Entries shown
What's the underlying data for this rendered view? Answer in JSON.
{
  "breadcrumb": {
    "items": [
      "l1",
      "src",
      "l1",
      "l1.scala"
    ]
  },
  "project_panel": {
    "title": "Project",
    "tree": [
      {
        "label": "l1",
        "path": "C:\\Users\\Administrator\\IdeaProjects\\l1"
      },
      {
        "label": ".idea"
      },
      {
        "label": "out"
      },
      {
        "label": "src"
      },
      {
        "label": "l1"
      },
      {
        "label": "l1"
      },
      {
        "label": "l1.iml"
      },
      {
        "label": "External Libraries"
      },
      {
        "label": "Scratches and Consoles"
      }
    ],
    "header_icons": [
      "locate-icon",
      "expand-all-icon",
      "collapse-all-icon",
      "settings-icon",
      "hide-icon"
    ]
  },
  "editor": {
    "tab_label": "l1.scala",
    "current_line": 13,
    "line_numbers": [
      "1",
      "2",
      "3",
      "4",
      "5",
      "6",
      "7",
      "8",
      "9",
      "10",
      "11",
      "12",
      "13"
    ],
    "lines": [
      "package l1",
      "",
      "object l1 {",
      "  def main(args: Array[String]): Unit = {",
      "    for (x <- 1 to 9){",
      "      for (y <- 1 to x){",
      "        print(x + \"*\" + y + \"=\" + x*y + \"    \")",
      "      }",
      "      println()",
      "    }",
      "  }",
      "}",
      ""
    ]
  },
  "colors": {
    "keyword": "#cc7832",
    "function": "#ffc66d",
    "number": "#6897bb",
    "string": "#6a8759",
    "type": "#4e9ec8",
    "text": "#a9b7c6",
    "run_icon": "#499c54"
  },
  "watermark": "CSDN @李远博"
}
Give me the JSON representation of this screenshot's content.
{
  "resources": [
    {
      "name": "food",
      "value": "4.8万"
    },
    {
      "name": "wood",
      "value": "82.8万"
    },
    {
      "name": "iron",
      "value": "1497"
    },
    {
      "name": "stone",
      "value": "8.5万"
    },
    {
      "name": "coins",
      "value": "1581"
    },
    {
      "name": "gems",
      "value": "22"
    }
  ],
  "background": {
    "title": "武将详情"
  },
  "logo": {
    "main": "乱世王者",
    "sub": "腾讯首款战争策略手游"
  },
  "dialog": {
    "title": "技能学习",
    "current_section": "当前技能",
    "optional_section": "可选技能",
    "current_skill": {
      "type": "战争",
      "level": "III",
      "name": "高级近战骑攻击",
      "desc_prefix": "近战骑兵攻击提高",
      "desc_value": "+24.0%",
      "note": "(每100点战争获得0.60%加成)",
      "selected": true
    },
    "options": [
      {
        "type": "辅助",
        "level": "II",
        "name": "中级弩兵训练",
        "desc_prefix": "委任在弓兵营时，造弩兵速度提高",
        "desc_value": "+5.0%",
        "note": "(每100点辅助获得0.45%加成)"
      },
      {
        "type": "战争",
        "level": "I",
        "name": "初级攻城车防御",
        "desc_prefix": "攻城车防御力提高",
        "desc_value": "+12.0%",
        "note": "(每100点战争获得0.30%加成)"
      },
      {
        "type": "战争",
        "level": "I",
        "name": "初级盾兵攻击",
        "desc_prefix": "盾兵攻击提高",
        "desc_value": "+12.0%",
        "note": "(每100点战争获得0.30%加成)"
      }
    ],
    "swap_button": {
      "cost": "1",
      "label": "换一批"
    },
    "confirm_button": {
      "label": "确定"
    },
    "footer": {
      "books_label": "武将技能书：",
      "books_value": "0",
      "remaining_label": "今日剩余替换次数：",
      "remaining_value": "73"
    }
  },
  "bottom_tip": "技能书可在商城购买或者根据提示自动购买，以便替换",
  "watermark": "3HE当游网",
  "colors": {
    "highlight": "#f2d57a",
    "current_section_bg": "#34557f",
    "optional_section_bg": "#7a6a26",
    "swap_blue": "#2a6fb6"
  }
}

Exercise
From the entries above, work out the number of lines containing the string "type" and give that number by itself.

Written solution
5